Lipsyte has a morbid streak to be sure, which probably comes from spending too much time with addicts and alcoholics. Lipsyte’s characters take to drugs the way Faulkner’s characters use alcohol: with reckless abandon and violent intent that precludes happy endings. They invariably belong to the “you know you had a good time when you wake up with the snot kicked out of you” school of partying. When things get dicey they reflexively reach for the bong or hit the streets to cop. It’s as if Lipsyte is suggesting that when you log enough hours with the lost souls of the world, you discover that just about everything we do on this planet is a form of self-annihilation.
Nowhere is this plainer than in the pages of The Subject Steve, a novel about a man diagnosed with a deadly disease with no cause, no symptoms, and no cure. (Sharp-eyed detox nurses and rehab trustees would be well advised to ban this novel from the premises.) The source of Steve’s affliction might be drugs, or sex, or religion or a combination of all three. Consider this rumination on Steve’s love interest at the Center for Nondenominational Recovery and Redemption:
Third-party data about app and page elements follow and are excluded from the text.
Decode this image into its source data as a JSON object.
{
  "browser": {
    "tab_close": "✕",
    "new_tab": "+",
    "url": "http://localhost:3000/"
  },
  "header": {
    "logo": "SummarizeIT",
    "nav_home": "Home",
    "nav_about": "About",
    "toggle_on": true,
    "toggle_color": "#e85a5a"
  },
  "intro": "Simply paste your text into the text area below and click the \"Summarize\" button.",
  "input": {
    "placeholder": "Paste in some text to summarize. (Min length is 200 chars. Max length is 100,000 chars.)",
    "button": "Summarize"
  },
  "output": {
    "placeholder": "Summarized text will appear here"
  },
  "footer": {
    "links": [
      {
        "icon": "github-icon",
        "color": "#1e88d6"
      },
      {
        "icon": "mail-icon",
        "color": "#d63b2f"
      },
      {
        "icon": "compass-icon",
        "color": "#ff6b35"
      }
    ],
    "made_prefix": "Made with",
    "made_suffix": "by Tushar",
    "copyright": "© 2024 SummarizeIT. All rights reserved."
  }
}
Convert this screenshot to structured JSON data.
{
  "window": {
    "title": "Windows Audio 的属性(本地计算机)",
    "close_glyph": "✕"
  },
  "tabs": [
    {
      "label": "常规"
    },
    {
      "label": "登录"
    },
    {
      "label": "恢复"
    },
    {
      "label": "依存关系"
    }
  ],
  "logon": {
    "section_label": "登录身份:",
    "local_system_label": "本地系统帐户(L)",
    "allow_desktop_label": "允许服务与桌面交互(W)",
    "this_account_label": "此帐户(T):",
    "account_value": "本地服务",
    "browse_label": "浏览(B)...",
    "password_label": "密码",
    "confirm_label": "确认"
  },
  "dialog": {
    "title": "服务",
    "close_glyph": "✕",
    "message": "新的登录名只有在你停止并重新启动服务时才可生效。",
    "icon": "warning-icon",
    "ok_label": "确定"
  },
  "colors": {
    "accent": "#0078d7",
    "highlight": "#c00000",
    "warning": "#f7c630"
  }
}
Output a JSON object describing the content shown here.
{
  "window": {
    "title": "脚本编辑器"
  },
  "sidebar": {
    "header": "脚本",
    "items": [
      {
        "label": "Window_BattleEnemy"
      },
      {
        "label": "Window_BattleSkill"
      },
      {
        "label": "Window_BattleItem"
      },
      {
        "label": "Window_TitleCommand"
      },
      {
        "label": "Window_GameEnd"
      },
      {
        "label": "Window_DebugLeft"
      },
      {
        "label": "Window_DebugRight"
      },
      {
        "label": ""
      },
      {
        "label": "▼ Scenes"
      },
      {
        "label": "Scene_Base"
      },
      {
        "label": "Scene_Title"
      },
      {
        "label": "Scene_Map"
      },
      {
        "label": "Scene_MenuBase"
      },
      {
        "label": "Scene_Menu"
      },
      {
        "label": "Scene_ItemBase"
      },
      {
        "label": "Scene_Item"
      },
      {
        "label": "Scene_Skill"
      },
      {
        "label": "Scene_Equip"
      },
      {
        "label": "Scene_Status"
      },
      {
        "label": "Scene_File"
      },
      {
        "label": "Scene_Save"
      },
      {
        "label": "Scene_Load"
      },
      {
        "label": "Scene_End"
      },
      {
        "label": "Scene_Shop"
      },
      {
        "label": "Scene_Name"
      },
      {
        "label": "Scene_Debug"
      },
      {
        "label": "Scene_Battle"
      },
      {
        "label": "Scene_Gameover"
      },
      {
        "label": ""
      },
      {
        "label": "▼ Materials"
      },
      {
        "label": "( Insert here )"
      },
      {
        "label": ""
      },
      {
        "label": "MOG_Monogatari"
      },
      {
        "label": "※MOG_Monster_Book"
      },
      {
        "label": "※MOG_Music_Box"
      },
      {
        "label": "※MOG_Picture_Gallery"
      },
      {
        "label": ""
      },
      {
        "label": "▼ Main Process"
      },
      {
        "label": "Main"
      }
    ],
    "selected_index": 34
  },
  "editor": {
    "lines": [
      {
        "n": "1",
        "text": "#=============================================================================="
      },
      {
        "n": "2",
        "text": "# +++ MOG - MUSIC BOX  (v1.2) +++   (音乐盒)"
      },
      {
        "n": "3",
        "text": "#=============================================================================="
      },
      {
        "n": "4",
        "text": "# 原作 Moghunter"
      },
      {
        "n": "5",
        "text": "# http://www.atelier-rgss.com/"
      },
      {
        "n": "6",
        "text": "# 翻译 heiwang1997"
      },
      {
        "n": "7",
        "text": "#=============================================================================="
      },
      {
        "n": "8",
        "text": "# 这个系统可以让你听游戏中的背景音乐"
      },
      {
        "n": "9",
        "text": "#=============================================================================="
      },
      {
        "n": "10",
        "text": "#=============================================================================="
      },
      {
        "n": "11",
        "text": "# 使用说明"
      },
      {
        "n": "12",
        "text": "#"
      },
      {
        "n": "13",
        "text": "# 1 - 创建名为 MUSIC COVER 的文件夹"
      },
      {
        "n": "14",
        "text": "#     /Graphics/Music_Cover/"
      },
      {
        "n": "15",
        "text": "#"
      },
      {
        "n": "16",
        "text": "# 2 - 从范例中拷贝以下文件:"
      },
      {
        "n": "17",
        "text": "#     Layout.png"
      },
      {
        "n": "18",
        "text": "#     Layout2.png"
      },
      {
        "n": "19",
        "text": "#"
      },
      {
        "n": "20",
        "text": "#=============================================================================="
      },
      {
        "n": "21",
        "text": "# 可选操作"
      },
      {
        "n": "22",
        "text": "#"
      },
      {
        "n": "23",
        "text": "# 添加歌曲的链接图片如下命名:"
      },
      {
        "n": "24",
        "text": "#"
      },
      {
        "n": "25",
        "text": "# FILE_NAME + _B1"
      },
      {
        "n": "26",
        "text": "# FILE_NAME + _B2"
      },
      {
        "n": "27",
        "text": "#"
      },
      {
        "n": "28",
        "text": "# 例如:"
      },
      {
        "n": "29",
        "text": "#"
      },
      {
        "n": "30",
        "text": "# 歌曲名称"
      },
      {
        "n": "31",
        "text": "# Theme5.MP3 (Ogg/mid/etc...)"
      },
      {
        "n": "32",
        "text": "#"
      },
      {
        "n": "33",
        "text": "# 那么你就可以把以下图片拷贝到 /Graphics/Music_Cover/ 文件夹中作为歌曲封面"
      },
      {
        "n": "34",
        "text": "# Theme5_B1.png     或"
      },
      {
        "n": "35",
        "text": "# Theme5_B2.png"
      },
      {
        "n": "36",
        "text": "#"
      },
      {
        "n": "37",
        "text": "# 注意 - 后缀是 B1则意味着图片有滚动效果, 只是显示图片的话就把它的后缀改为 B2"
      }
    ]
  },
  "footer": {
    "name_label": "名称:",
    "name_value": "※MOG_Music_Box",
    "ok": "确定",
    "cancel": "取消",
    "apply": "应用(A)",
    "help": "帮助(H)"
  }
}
“It was organized religion that stole my baby’s legs away. Some soused bishop jumped a curbside in his El Camino. This was in her hometown in Neptune, New Jersey. [Ed. Note: On Venus Drive, perhaps?] Renee was just seventeen, window-shopping for a slutty top for school. She spent a year in bed and a few more trying to be a miracle of physical therapy, dreamed of the day she’d stagger through a cheering gauntlet of male nurse beefcake, but she never got past the cold flops on the padded floor. She took to gin, launched a newsletter called Gimp Snatch. Heinrich [the center’s founder] found her doing wheelchair donuts in the parking lot of Arman’s Adult Motel. He told her he was trolling for souls. She said she’d blow him for a ride home.”
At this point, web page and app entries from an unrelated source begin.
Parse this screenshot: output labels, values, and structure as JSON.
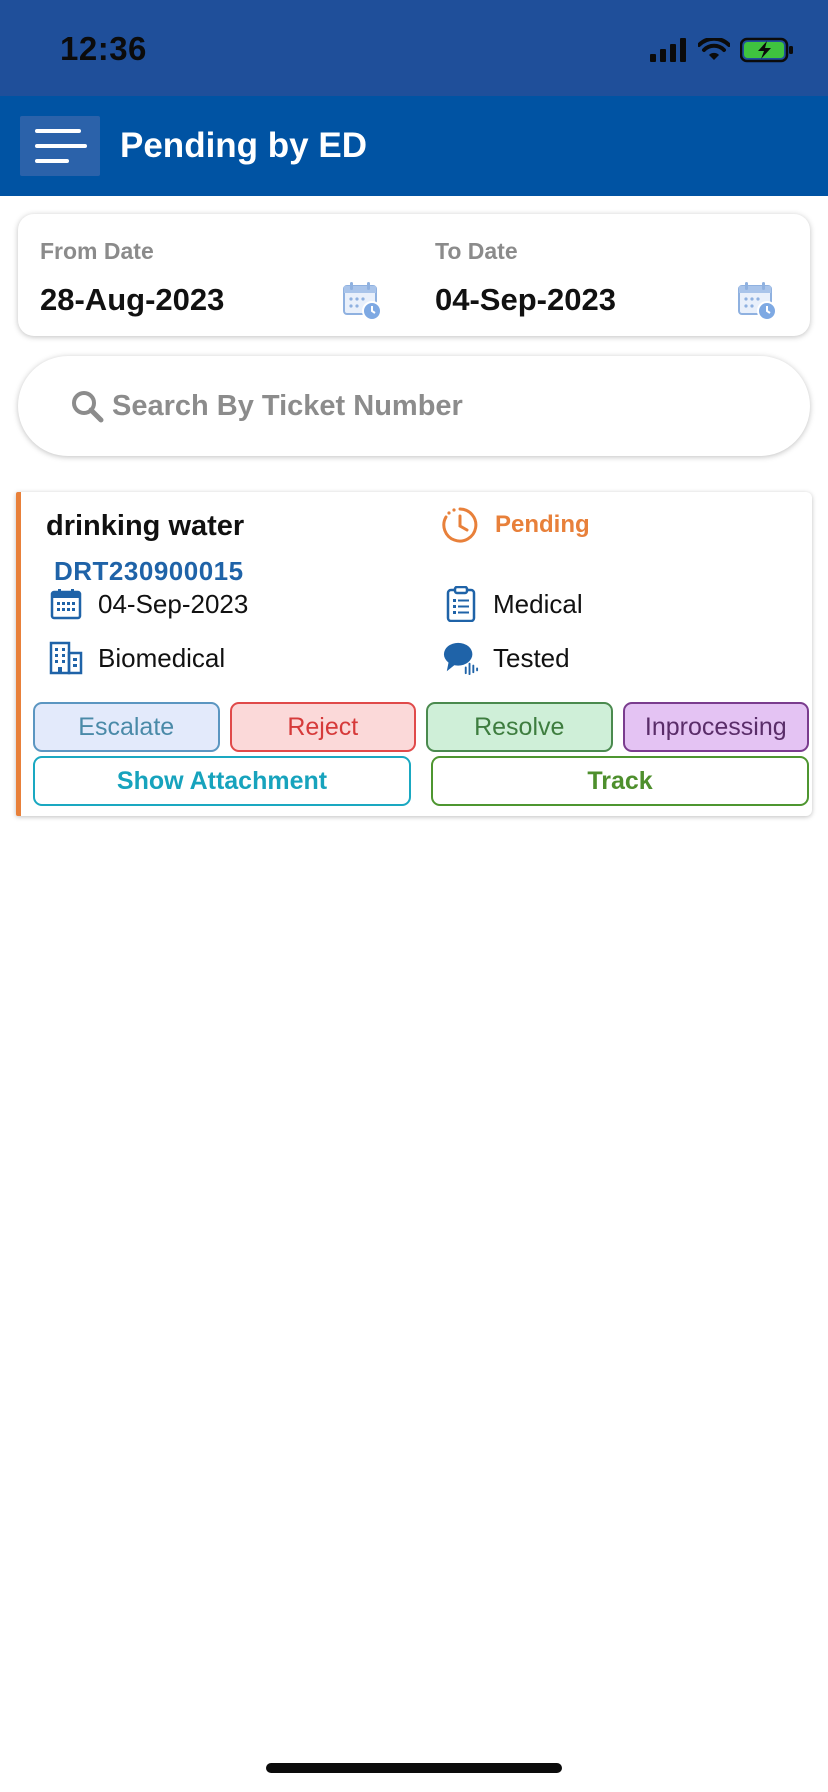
{
  "status_bar": {
    "time": "12:36"
  },
  "header": {
    "title": "Pending by ED",
    "menu_icon": "hamburger-icon"
  },
  "date_filter": {
    "from_label": "From Date",
    "from_value": "28-Aug-2023",
    "to_label": "To Date",
    "to_value": "04-Sep-2023",
    "calendar_icon": "calendar-clock-icon"
  },
  "search": {
    "placeholder": "Search By Ticket Number"
  },
  "ticket": {
    "title": "drinking water",
    "number": "DRT230900015",
    "status": "Pending",
    "date": "04-Sep-2023",
    "category": "Medical",
    "department": "Biomedical",
    "remark": "Tested",
    "actions": {
      "escalate": "Escalate",
      "reject": "Reject",
      "resolve": "Resolve",
      "inprocessing": "Inprocessing"
    },
    "links": {
      "attachment": "Show Attachment",
      "track": "Track"
    }
  },
  "colors": {
    "header_bg": "#0053a3",
    "status_bar_bg": "#1f4f9a",
    "accent_orange": "#e8803a",
    "ticket_number": "#1f63a8"
  }
}
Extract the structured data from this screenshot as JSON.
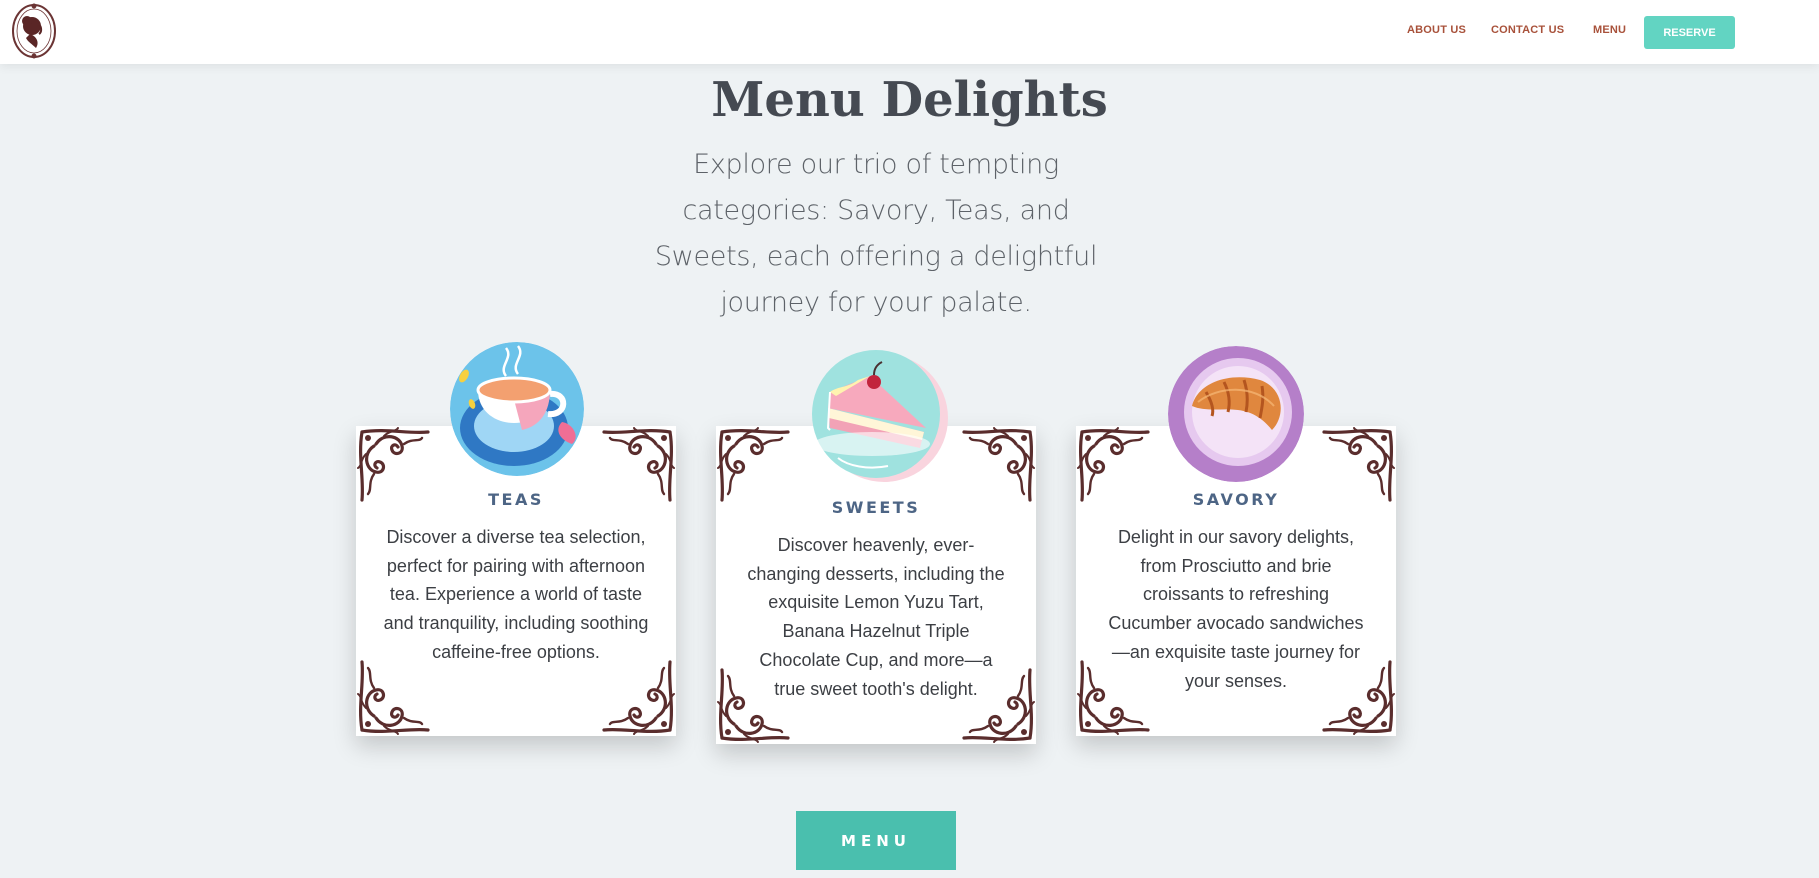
{
  "header": {
    "nav": [
      {
        "label": "ABOUT US"
      },
      {
        "label": "CONTACT US"
      },
      {
        "label": "MENU"
      }
    ],
    "reserve_label": "RESERVE",
    "logo_icon": "lady-silhouette-logo-icon"
  },
  "hero": {
    "title": "Menu Delights",
    "subtitle": "Explore our trio of tempting categories: Savory, Teas, and Sweets, each offering a delightful journey for your palate."
  },
  "cards": [
    {
      "title": "TEAS",
      "text": "Discover a diverse tea selection, perfect for pairing with afternoon tea. Experience a world of taste and tranquility, including soothing caffeine-free options.",
      "icon": "teacup-icon"
    },
    {
      "title": "SWEETS",
      "text": "Discover heavenly, ever-changing desserts, including the exquisite Lemon Yuzu Tart, Banana Hazelnut Triple Chocolate Cup, and more—a true sweet tooth's delight.",
      "icon": "cake-slice-icon"
    },
    {
      "title": "SAVORY",
      "text": "Delight in our savory delights, from Prosciutto and brie croissants to refreshing Cucumber avocado sandwiches—an exquisite taste journey for your senses.",
      "icon": "croissant-icon"
    }
  ],
  "menu_button": "MENU",
  "colors": {
    "background": "#eef2f4",
    "accent": "#4abfae",
    "reserve": "#62d4c2",
    "nav_text": "#a8513a",
    "card_title": "#4d6585",
    "ornament": "#5a2d2d"
  }
}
What are the lessons that can be learned from this worldview? It amounts to nothing more and nothing less than this: You see an El Camino coming at you, get the hell out of the way. Are we supposed to admire those who got out of the way, pity those who don’t? Of course not. Leave it to a man with an advertising background to take the visual clichés and received knowledge passed down from after-school special and give them a thorough cornholing. This is why admiring Lipsyte’s characters is like admiring the bravura of a crack addict as he leaps from the window of a burning building. It’s a terrible thing. A tragedy for the families. All that. But Lipsyte understands that what we really want to know is this: “Did the asshole start the fire?”
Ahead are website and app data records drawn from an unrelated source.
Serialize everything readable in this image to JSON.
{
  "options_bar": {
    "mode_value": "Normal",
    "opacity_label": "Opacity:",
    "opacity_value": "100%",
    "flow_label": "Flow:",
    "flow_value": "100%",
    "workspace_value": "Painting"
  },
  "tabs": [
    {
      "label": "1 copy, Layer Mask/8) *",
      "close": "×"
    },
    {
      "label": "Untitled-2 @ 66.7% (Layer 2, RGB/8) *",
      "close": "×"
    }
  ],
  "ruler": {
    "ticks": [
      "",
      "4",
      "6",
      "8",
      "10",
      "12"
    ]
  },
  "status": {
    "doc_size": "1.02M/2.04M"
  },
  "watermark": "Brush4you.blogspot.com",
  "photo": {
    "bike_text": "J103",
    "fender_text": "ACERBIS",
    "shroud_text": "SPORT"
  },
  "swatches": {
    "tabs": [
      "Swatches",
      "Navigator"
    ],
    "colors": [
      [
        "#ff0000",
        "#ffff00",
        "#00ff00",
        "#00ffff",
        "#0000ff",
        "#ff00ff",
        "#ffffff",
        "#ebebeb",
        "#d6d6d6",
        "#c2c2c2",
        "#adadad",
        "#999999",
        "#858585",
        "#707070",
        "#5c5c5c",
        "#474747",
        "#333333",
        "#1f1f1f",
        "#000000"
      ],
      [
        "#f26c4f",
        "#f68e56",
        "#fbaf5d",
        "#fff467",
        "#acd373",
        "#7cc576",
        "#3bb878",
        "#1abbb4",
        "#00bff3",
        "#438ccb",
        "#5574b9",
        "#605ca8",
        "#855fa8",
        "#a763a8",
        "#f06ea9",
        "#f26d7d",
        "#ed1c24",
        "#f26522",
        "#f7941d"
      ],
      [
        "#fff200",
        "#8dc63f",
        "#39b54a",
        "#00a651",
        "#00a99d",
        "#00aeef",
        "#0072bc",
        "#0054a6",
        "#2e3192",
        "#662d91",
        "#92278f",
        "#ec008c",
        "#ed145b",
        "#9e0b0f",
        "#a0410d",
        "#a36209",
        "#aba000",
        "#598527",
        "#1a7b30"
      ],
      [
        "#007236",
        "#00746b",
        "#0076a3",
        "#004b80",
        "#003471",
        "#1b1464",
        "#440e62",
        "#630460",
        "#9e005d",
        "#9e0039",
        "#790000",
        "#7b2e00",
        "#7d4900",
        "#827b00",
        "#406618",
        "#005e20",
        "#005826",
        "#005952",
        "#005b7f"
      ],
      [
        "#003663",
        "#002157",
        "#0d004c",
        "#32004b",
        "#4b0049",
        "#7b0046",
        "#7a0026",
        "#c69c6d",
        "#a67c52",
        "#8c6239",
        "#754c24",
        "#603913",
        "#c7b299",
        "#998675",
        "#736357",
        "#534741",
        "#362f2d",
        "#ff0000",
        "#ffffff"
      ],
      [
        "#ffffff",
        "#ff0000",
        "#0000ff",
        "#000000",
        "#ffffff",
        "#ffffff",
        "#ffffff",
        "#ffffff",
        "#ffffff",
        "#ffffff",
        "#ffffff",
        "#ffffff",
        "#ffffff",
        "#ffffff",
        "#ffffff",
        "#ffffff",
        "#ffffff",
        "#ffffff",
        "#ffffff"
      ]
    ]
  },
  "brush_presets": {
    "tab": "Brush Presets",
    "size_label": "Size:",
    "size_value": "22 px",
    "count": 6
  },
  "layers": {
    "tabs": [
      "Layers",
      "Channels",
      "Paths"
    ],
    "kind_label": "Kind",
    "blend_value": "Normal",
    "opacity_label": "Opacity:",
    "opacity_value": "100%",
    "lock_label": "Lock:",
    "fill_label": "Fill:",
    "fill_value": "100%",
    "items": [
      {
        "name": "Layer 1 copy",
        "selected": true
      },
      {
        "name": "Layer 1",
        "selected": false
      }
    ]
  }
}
Which brings us back to Home Land. I’m not going to tell you what’s inside its covers, or why you should read it, just that it’s his best work to date and is peopled with the same sad crew that Lipsyte’s fans have learned to love, even if we haven’t quite figured out which fuck-up we resemble most. We can only testify like drunks at an AA meeting that it’s comforting to see Van Wort’s father make an appearance. Ditto the uptight Stacy Ryson who bears a startling resemblance to Mindy Richter from the gymnastics team, “hanging off those hanging rings, her snapperhole all open and stinky- sweet,” tantalizing the boys on the shotput team, because whether we know it or not, we’ve all done time on Venus Drive.